When you hear the word Riviera, most people automatically think of the French Riviera. However, just across the border, the Italian Riviera awaits. Located in Liguria in the northwestern part of Italy, this picturesque coastline has been popular amongst artists and celebrities since the 1800s. The rugged landscape has something for every type of traveler, including hiking trails, shops, boat tours, and beaches. With over 50 towns located along the coast, it can be hard to choose exactly where you should go. Here is a list of the most stunning to help you decide.
Listed amongst the most beautiful villages in Italy, Tellaro is a maze of beautiful pathways and charming buildings. The main attraction for this local secret is the beach, but there is plenty to see in town as well. Tellaro is the perfect spot for a quiet coastal escape.
Tucked away in the Gulf of Poets, Portovenere was once a favorite vacation spot for literary greats like Lord Bryon and Percy Shelly. Visitors enter through the ancient city gates, which leads to the Via Capellini, where all the best restaurants are found. They can then make their way to the Castello Doria or visit San Pietro Church.
Located at the southern end of the Cinque Terre area, Riomaggiore has been around since the 8th-century when locals from the Vara Valley came to plant grapevines and olive trees. Tourists can visit the Church of San Lorenzo or the Castle of Riomaggiore during their stay. They can also hike to other villages in the area along the Via dell’Amore trail.
This small fishing village, known as the City of a Thousand Sails, is the perfect spot to escape the crowds and soak in the local lifestyle. Outdoor enthusiasts will love the scenic 900 step climb to the Church of San Rocco perched on the edge of the coast. From there, hikers should travel to Punta Chiappa, home to a favorite scuba diving spot, the Grotta dei Gamberi.
5. Monterosso al Mare
The biggest village in the Cinque Terre area, Monterosso al Mare is the ideal spot for family travelers. It is easy to navigate, and their long stretch of beach has plenty of hotels, restaurants, and shops all nearby. Tourists should make time to take in the views from San Cristoforo Hill and visit Il Gigante, a statue of Neptune holding up the terrace of a seaside villa.
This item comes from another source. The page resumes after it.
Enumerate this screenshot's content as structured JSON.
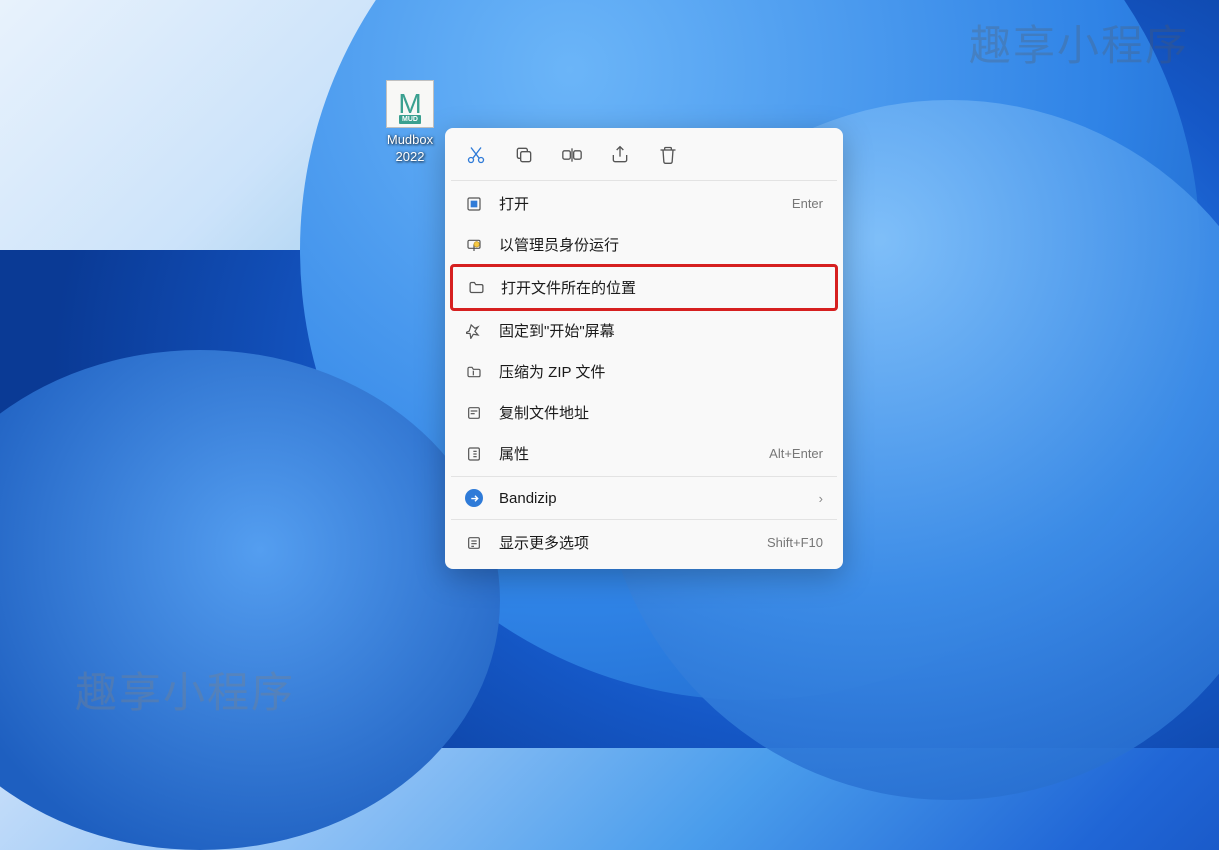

Home to Christopher Columbus and pesto, Genoa is a bustling city filled with stunning architecture and rich history. The Palazzi dei Rolli is made up of 42 palaces where the rich and power used to live during the port’s peak. Visitors can also explore the 17-century Palazzo Reale, the former residence of the Royal Family of Savoy.
Once upon a time, Portofino was a small unknown fishing hamlet. Now, it’s a luxury vacation destination with glamorous hotels and top of the line dining. In the harbor, tourists will see a mixture of fishing boats and yachts dotting the shoreline. Make sure to take a walk down to Portofino’s lighthouse before catching a boat to the 10th-century San Fruttuoso Abbey nearby.
The face of the Cinque Terre area, Vernazza is a colorful coast getaway surrounded by vineyards. This is another great hiking location, especially to get the best views of the village. However, for those looking for a more low key vacation, the local beach is an excellent spot to spend the day. There is also plenty of shops and wine tasting to enjoy.
Ventimiglia, located on the Riviera of Flowers, is divided by the Roia River, which runs right through the middle. Visitors should explore the boardwalk and the Cattedrale di Santa Maria Assunta during their stay. For those who come in June, they may be lucky enough to be a part of the Battaglia dei Fiori festival celebrating the local flowers.
A popular spot with Italian locals, Lerici has all the beauty of the Portofino without the crowds. Known as The Pearl of The Gulf, Frankenstein author Mary Shelly and her husband used to call this village home. As the village is still a hidden gem, travelers should be well versed in their Italian phrases if they plan to vacation here. English speakers will be hard to come by.